    4. Carpaccio is delicious!! If you are worried about bacteria, I know some folks who give the tenderloin a quick sear on the outside, then cool and slice. My favorite Italian restaurant serves it topped with arugula, shaved parmesan, capers, and an olive oil drizzle. Mmmmm….

  2. Fabulous, I forget how crazy simple this is! You’re right, turns a great steak into an absolutely amazing, melt in the mouth appetizer. Yay beef!!

  3. This looks awesome. I remember as a kid eating raw ground beef with a little salt. I think I’ll have to run out to the supermarket real soon.

  4. Used to eat this all the time when I lived in Europe. A little EVOO and cracked pepper on top. Yum, yum, yum.

    1. I think you made a typo:

      raw steak sound absolutely edible


      1. I made a typo myself!

        I think you made a typo:

        raw steak sounds absolutely edible


  5. I have made this a bunch of times and it’s absolutely delicious. Truffle oil drizzled on top is fabulous as well. Have brought it to several foodie-oriented gatherings and it was a huge hit.

  6. I’ve had raw beef in Asia, but there, they actually specifically label beef to be eaten raw, sort of like “sushi-grade tuna” vs “tuna” in markets here. It was thinly shaved raw beef and a raw egg yolk, and I really wanted to turn it down but I ate it only to be polite–and it was incredible. I wouldn’t make a meal out of it, but it was great as an appetizer.

  7. Add some thinly shaved parmigiano, roasted pinenuts, freshly ground black pepper, coarse sea salt and high quality EVOO and you’ve got yourself an explosion of sweet, salty, peppery and umami flavours, with soft, juicy, crumbly and crunchy textures all in one bite… delicious!

  8. You know, for a paleo/primal crowd, we seem to be very squeamish sometimes!

    Mark, would you like to post a steak tartare recipe next? Specifically texture (fine/chunky) as well as what you consider safe handling steps?

    1. Not all that long ago (up until the early 1990’s) my mom made tartare from supermarket ground beef and eggs. The horror! Each serving was a mound of beef with a well to hold a raw egg and finely chopped onions and sometimes pickles surrounded the dish. It was delicious. We had it at every special occasion and no one ever got sick.

      If people are super scared of surface bacteria or if it’s not from the most reputable source, one could always sear the outside before slicing. It’s not quite the same, but still very tasty.

  9. Funny how raw meat is off-putting to some, but steaks cooked rare are just fine.
    Raw red meat dishes are pretty popular worldwide.
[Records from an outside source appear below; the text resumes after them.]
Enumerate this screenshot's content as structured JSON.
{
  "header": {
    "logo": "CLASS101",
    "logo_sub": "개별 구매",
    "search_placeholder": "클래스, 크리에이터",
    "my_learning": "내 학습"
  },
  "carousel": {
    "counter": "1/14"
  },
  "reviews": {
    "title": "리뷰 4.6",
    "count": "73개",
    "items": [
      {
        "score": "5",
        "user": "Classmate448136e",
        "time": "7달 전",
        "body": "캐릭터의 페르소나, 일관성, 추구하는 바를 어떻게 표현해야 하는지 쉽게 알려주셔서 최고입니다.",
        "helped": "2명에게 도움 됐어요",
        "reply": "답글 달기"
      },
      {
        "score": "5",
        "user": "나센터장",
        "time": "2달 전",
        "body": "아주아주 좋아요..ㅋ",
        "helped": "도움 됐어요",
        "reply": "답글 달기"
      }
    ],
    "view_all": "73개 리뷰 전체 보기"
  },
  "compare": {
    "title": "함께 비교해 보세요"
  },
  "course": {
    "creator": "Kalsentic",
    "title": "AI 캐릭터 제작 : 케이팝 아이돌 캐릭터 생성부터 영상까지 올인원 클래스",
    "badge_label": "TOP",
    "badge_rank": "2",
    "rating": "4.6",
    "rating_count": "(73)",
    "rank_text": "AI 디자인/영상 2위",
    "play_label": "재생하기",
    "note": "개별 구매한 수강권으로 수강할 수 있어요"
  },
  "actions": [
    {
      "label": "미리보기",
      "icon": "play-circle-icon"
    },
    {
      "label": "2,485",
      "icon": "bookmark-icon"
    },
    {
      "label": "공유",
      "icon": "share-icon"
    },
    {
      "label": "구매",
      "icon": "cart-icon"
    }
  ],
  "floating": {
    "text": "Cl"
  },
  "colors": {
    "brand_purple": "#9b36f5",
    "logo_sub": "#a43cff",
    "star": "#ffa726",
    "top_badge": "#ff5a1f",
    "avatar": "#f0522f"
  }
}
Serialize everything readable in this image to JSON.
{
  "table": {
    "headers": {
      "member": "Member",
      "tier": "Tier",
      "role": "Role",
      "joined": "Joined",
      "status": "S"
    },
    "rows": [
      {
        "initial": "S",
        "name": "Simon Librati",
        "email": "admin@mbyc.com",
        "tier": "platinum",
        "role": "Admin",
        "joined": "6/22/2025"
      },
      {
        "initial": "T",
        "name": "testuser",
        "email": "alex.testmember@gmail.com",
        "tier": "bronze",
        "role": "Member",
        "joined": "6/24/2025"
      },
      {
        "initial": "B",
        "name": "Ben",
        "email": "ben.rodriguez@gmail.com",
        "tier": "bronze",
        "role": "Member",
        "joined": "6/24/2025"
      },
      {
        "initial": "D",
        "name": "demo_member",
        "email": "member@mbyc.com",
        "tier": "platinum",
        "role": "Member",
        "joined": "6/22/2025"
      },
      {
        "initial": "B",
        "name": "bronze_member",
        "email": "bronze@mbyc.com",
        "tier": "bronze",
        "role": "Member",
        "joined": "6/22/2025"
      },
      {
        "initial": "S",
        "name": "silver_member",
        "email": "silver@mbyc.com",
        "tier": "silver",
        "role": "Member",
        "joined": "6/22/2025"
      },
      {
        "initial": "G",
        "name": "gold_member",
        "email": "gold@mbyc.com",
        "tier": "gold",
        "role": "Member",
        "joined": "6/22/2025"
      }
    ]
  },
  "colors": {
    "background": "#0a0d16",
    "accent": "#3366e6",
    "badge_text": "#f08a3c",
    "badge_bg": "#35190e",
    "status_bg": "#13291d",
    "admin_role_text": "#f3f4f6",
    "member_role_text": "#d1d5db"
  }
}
I suspect they’d be considerably less popular if they made more people sick.
    That said, unless you really trust your sources, use meat that has been frozen for a week or two. This will really cut down on the surface bacteria.

    1. I know, I was thinking the same thing. Actually, I was thinking how awesome this is because now I don’t even have to waste those couple of minutes cooking the steak and just get to the eating part! 😉

    2. USDA says 14 days. If you’re buying locker beef from a local producer it’s likely to have been frozen that long anyway. Unless you are taking delivery straight from the locker and thawing your tenderloin immediately.

  10. A dish such as this is like the super bowl (or plate) of primal eating. Those unfortunates who shy away don’t know what they’re missing.

  11. I think pounding it out is the key to that melt in your mouth texture. I’m join to try this next time I cook a roast rare and have leftovers.

  12. I know a lot of people have a problem with this recipe because the meat is raw, but if you can get over it and give it a try you will be amazed at how good it taste.

  13. Beef so thin it melts in your mouth?
    …I’ll just be over here, trying to respect that people have diverse tastes and opinions.

  14. I’m Italian and I eat Carpaccio at least once a week. It’s delicious and the epitome of primal eating for me… After all, what is more primal than raw meat, leafy greens and healthy fats? In Italy, we always top it with slices of parmesan cheese, so if you’re into dairy you might give it a try… It’s heaven.